AS local FA Cup weekends go, they don’t get much bigger. Quite simply, history is being made, the Albion enjoy their first fifth-round tie for a quarter of a century with a visit to Stoke City, while fellow Sussex side Crawley Town embark on the biggest game in the club’s history when they take on Manchester United at Old Trafford.
On Tuesday, I had one of those surreal moments that only come along once in a lifetime. As a trustee of Chestnut Tree House, Crawley’s designated charity, I received a kind invitation from the club to enjoy corporate facilities at the game.

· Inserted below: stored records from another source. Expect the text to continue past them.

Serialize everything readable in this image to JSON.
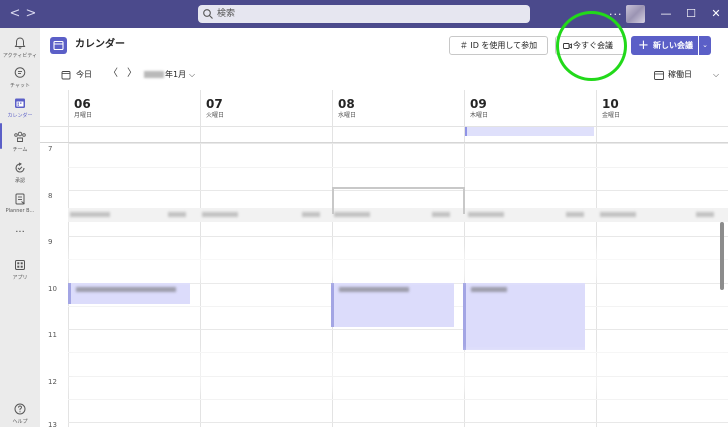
{
  "titlebar": {
    "search_placeholder": "検索",
    "more": "...",
    "min": "—",
    "max": "☐",
    "close": "✕",
    "back": "<",
    "forward": ">"
  },
  "rail": {
    "items": [
      {
        "label": "アクティビティ",
        "icon": "bell-icon"
      },
      {
        "label": "チャット",
        "icon": "chat-icon"
      },
      {
        "label": "カレンダー",
        "icon": "calendar-icon",
        "active": true
      },
      {
        "label": "チーム",
        "icon": "teams-icon"
      },
      {
        "label": "承認",
        "icon": "approval-icon"
      },
      {
        "label": "Planner B...",
        "icon": "planner-icon"
      },
      {
        "label": "...",
        "icon": "more-icon"
      },
      {
        "label": "アプリ",
        "icon": "apps-icon"
      },
      {
        "label": "ヘルプ",
        "icon": "help-icon"
      }
    ]
  },
  "header": {
    "title": "カレンダー",
    "join_label": "＃  ID を使用して参加",
    "meet_now_label": "今すぐ会議",
    "new_meeting_label": "新しい会議",
    "new_meeting_plus": "+",
    "new_meeting_drop": "⌄",
    "today_label": "今日",
    "prev": "〈",
    "next": "〉",
    "month_label": "年1月",
    "month_chevron": "⌵",
    "view_label": "稼働日",
    "view_chevron": "⌵"
  },
  "days": [
    {
      "num": "06",
      "name": "月曜日"
    },
    {
      "num": "07",
      "name": "火曜日"
    },
    {
      "num": "08",
      "name": "水曜日"
    },
    {
      "num": "09",
      "name": "木曜日"
    },
    {
      "num": "10",
      "name": "金曜日"
    }
  ],
  "hours": [
    "7",
    "8",
    "9",
    "10",
    "11",
    "12",
    "13"
  ],
  "colors": {
    "accent": "#5b5fc7",
    "titlebar": "#4b4a8c",
    "event": "#dcdcfb",
    "highlight": "#22d91a"
  }
}
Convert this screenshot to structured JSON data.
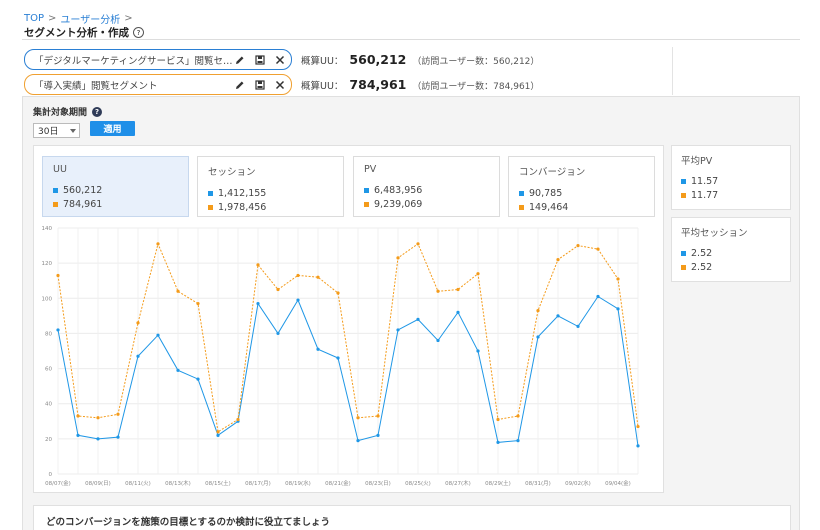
{
  "breadcrumb": {
    "items": [
      "TOP",
      "ユーザー分析"
    ],
    "sep": ">"
  },
  "page": {
    "title": "セグメント分析・作成",
    "help": "?"
  },
  "segments": [
    {
      "name": "「デジタルマーケティングサービス」閲覧セ…",
      "stat_label": "概算UU：",
      "stat_value": "560,212",
      "stat_sub": "（訪問ユーザー数：560,212）",
      "color": "#2a7fd4"
    },
    {
      "name": "「導入実績」閲覧セグメント",
      "stat_label": "概算UU：",
      "stat_value": "784,961",
      "stat_sub": "（訪問ユーザー数：784,961）",
      "color": "#f0a030"
    }
  ],
  "period": {
    "label": "集計対象期間",
    "info": "?",
    "selected": "30日",
    "apply_label": "適用"
  },
  "metrics": [
    {
      "name": "UU",
      "v1": "560,212",
      "v2": "784,961",
      "active": true
    },
    {
      "name": "セッション",
      "v1": "1,412,155",
      "v2": "1,978,456",
      "active": false
    },
    {
      "name": "PV",
      "v1": "6,483,956",
      "v2": "9,239,069",
      "active": false
    },
    {
      "name": "コンバージョン",
      "v1": "90,785",
      "v2": "149,464",
      "active": false
    }
  ],
  "side_metrics": [
    {
      "name": "平均PV",
      "v1": "11.57",
      "v2": "11.77"
    },
    {
      "name": "平均セッション",
      "v1": "2.52",
      "v2": "2.52"
    }
  ],
  "chart_data": {
    "type": "line",
    "ylim": [
      0,
      140
    ],
    "yticks": [
      0,
      20,
      40,
      60,
      80,
      100,
      120,
      140
    ],
    "grid": true,
    "x_tick_labels": [
      "08/07(金)",
      "08/09(日)",
      "08/11(火)",
      "08/13(木)",
      "08/15(土)",
      "08/17(月)",
      "08/19(水)",
      "08/21(金)",
      "08/23(日)",
      "08/25(火)",
      "08/27(木)",
      "08/29(土)",
      "08/31(月)",
      "09/02(水)",
      "09/04(金)"
    ],
    "series": [
      {
        "color": "#1f97e6",
        "style": "solid",
        "values": [
          82,
          22,
          20,
          21,
          67,
          79,
          59,
          54,
          22,
          30,
          97,
          80,
          99,
          71,
          66,
          19,
          22,
          82,
          88,
          76,
          92,
          70,
          18,
          19,
          78,
          90,
          84,
          101,
          94,
          16
        ]
      },
      {
        "color": "#f49b1a",
        "style": "dashed",
        "values": [
          113,
          33,
          32,
          34,
          86,
          131,
          104,
          97,
          24,
          31,
          119,
          105,
          113,
          112,
          103,
          32,
          33,
          123,
          131,
          104,
          105,
          114,
          31,
          33,
          93,
          122,
          130,
          128,
          111,
          27
        ]
      }
    ]
  },
  "bottom": {
    "text": "どのコンバージョンを施策の目標とするのか検討に役立てましょう"
  },
  "icons": {
    "edit": "pencil-icon",
    "save": "save-icon",
    "close": "close-icon"
  }
}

A no brainer? Well, yes, really. The love bus is already booked for Stoke and, while my mate Michel Kuipers will play in goal for Crawley, I couldn’t miss the Albion for any other footballing reason.

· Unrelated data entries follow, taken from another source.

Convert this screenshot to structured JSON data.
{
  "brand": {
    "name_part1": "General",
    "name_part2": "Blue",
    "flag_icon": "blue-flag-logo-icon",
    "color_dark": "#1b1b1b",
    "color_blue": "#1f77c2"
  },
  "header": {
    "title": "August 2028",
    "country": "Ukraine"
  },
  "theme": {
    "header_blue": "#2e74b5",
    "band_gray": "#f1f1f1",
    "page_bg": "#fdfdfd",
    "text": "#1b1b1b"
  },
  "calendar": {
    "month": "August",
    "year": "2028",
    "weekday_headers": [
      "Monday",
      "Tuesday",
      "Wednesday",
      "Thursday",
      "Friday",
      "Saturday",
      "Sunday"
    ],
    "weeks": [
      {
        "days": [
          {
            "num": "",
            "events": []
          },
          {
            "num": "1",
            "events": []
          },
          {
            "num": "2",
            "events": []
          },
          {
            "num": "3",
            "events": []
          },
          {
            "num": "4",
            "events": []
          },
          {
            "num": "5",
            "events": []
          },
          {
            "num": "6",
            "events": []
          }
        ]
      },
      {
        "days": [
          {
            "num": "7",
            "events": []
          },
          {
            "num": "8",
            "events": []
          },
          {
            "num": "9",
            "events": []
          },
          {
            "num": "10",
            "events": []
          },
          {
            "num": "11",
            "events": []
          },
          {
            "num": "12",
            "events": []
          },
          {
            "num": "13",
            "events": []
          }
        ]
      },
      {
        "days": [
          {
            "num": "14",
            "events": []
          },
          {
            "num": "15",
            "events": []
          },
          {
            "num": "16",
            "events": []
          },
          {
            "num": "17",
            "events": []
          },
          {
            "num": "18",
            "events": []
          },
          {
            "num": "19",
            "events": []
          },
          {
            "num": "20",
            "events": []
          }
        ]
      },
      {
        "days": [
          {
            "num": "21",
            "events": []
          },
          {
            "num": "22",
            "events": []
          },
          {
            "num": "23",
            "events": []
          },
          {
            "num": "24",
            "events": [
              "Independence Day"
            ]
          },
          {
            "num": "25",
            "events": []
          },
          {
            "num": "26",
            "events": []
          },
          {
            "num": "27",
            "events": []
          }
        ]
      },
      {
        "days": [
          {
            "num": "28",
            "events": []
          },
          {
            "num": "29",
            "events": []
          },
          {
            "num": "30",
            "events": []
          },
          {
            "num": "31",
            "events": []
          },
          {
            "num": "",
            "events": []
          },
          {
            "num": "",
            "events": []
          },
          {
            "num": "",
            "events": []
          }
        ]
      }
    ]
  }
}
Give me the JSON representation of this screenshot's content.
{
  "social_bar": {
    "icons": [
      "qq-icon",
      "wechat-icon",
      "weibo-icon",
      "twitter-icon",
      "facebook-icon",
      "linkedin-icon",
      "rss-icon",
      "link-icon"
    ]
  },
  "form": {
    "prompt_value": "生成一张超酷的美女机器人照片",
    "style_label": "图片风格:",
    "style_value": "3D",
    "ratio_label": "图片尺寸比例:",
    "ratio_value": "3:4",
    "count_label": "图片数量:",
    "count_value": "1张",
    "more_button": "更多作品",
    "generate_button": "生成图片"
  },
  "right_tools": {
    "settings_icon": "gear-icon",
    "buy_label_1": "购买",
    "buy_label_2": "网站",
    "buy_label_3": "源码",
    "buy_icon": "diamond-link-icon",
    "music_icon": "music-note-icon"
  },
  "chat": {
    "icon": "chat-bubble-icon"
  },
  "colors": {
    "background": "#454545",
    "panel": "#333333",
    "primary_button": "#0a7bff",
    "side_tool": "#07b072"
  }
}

It’s Crawley’s day and I wish both the team and its fans all the best. The club have done so much to help the charity, long before they embarked on this cup run. Besides, in last week’s column, I stated I thought the £41 ticket price at Old Trafford was excessive to say the least and, even if the Albion weren’t in action, could I really sit with the prawn sandwich brigade having taken that stance just over a week earlier?
But, on the pitch, it will be a fascinating afternoon. Crawley won’t disgrace themselves and, for all his critics, Sir Alex Ferguson won’t humiliate his non-league visitors. If United get into a comfortable lead, don’t expect a goal fest. Once the win is in place, Fergie won’t rain on Crawley’s parade.

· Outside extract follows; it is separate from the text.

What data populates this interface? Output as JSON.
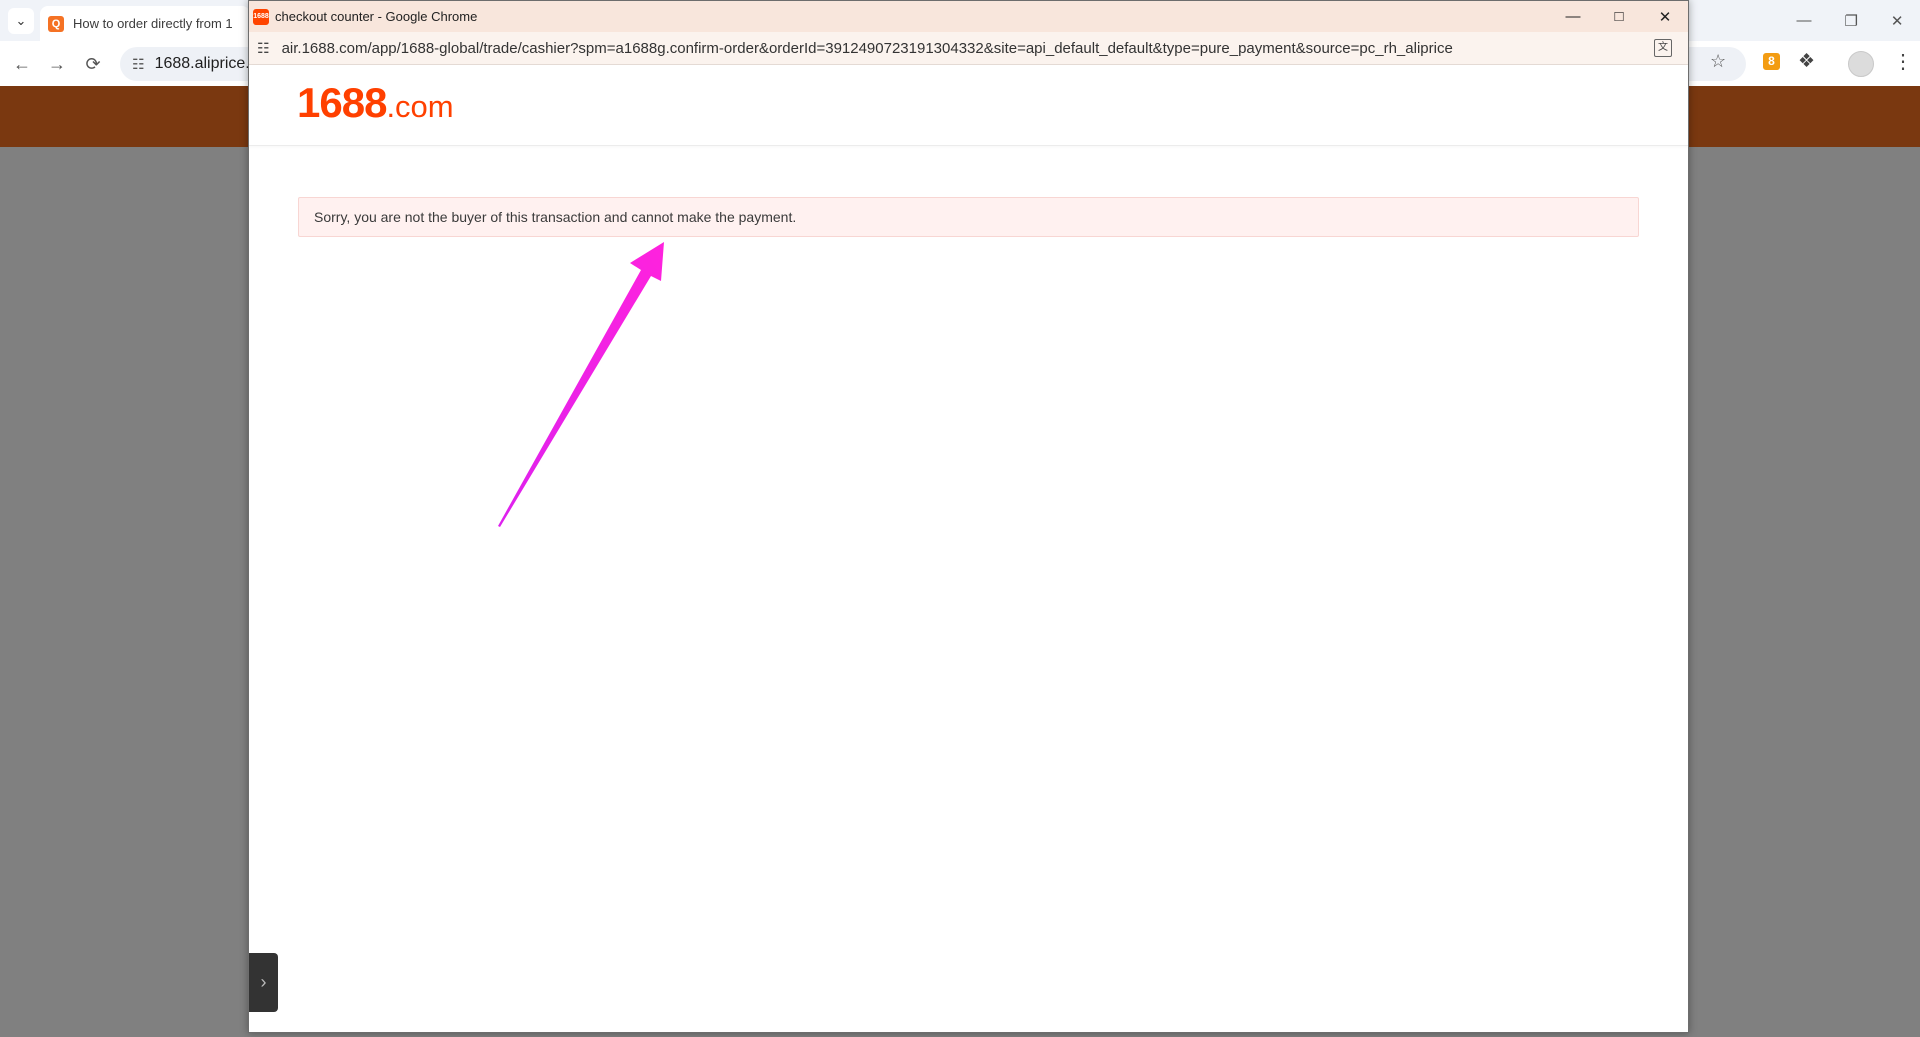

Having said that, if the Reds hold out for the first hour, this is cup football and anything could happen.
If pushed, though, I’d have to go for United 3-1.
As for the Albion, with a large away following, Gus Poyet’s men go to the Britannia Stadium with a real chance of a genuine cup shock.
Stoke are a Premiership side, not the most attractive, but hold their own in arguably one of the strongest leagues in the world.
I’m sure the Albion won’t be fazed by this, if they can weather the early storm of “hump, bump and thump” and play their own brand of attacking, attractive football, then anything could happen.
Readers know I love a prediction, so here goes, a ding-dong encounter, end-to-end stuff with the Albion winning with a late Glenn Murray strike.
How many sick days will there be on Monday for “cup fever”?
And, finally, sadly one person who won’t be at Stoke City is long-time Albion fan, Nigel Erskine, known to many as “Little Nige”, who is recovering in Burlington ward, Worthing Hospital after being taken ill at the weekend.
Since his late father, John, took him to the Goldstone Ground in the 1960s, Nigel has been an Albion fanatic, and a big part of the “direct action” in the mid 1990s when supporters fought for the very existence of the club.
David Bellotti even banned Nigel from the ground for a time after he instigated a peaceful pitch invasion at half-time at the Mansfield “boycott” game.
I’ve known Nigel for as long as I can remember, and know that if he’s not at the Amex for the first game, it won’t be the same, so get well soon, mate.